The Mizzou Libraries were also able to contribute to the class by providing some of its own material culture for the curriculum. The students were introduced to Special Collections through a Zoom session that focused on a broad range of items, including cuneiform tablets, maps, artists’ books and works of art. Items selected for this class are browsable on the Special Collections website.

Buchanan stated that, her “desired outcomes for the exhibit of Honors student works are to showcase themed explorations of objects we encounter across Mizzou’s galleries, libraries, archives, and museums – promoting collection uses while introducing students to material culture research.” The seminar is a central part of Buchanan’s research and teaching activities focused around provenance research, recently funded by an IMLS Early Career Development grant (the first to MU). Provenance research when applied to objects from cultures past and present can foster stronger connections between a person’s heritage, homelands, and present-day learning.

The digital display, which is still available online, includes a clay sculpture recreation of a political cartoon, a colored pencil response to works shown in the Bingham Art Gallery, and an embroidered fiber art piece depicting the plants and native species of Missouri, among others. “One digital artwork revisits the 1916 Golden Lane protest in St. Louis,” according to Buchanan, “and reminds us that art persists and connects our communities to each other.” She says the exhibit title also sought to capture the alternating sense of time being suspended yet urgent in the virtual semester, when “traveling” involved more screens and fewer miles.

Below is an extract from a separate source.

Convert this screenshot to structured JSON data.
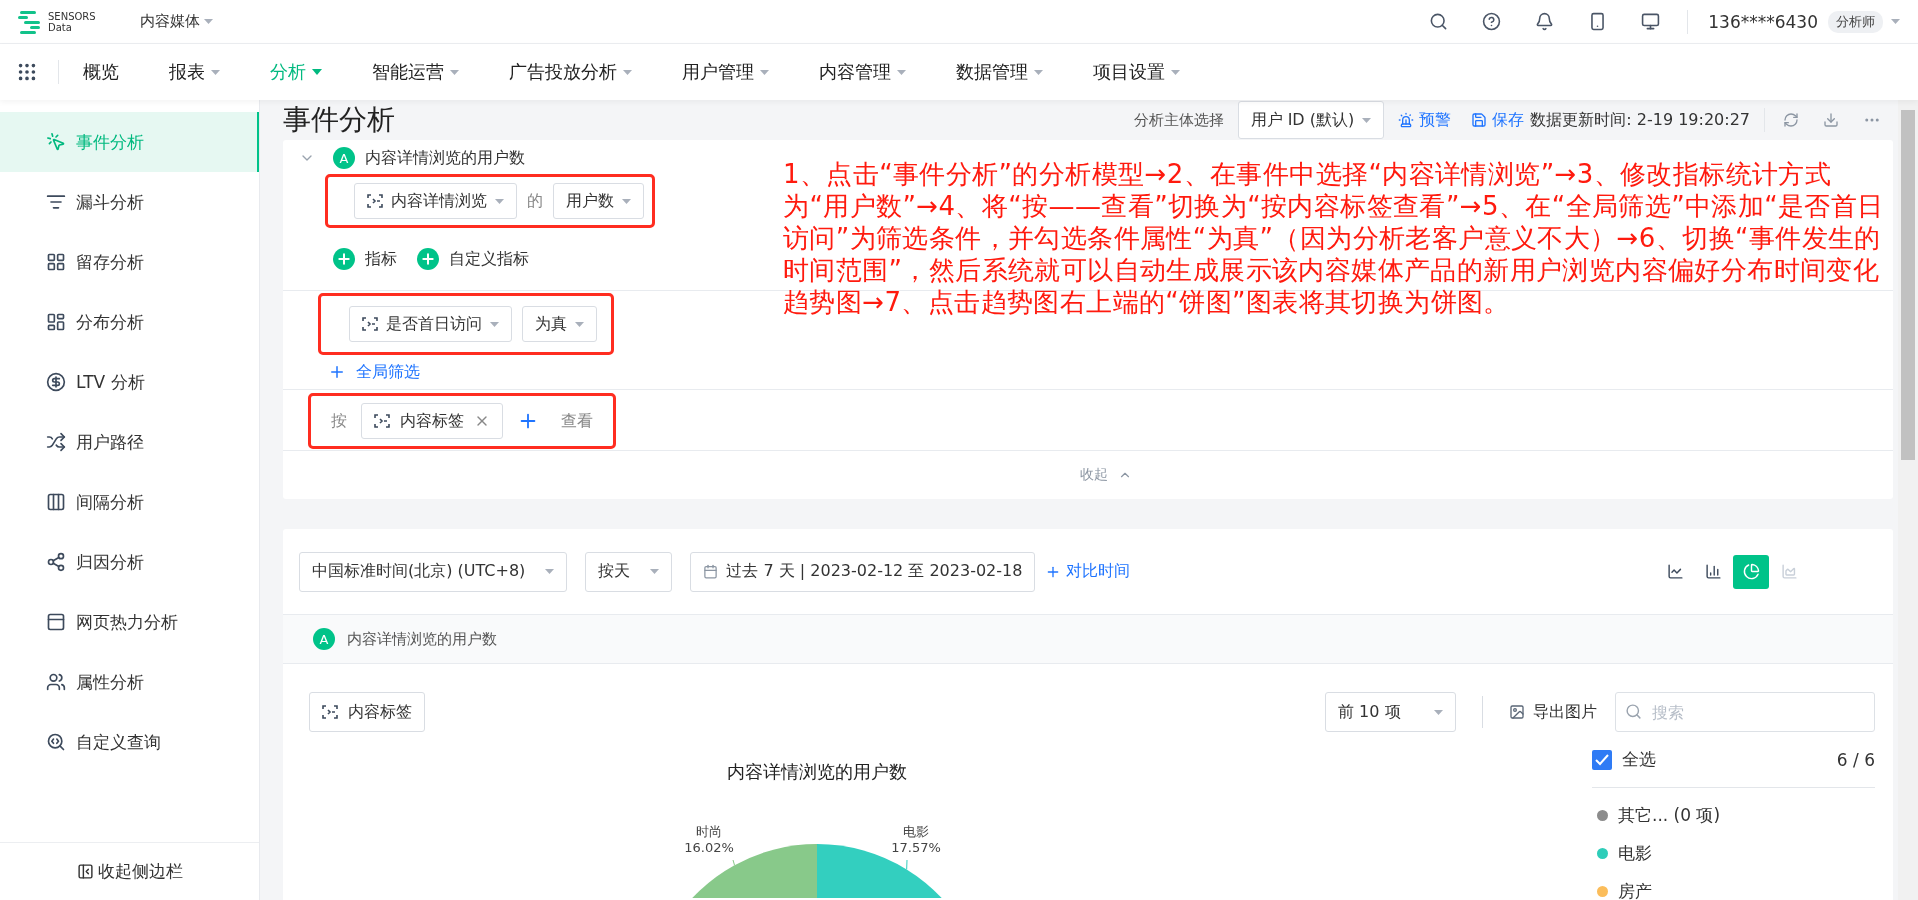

The Libraries were happy to contribute to the success of the exhibit by displaying it on our website. Buchanan said she appreciated the “librarians’ flexibility in transitioning from a planned in-person exhibit to a digital post, given the physical risks right now. The students are thankful and happy to see their work alongside their classmates’.”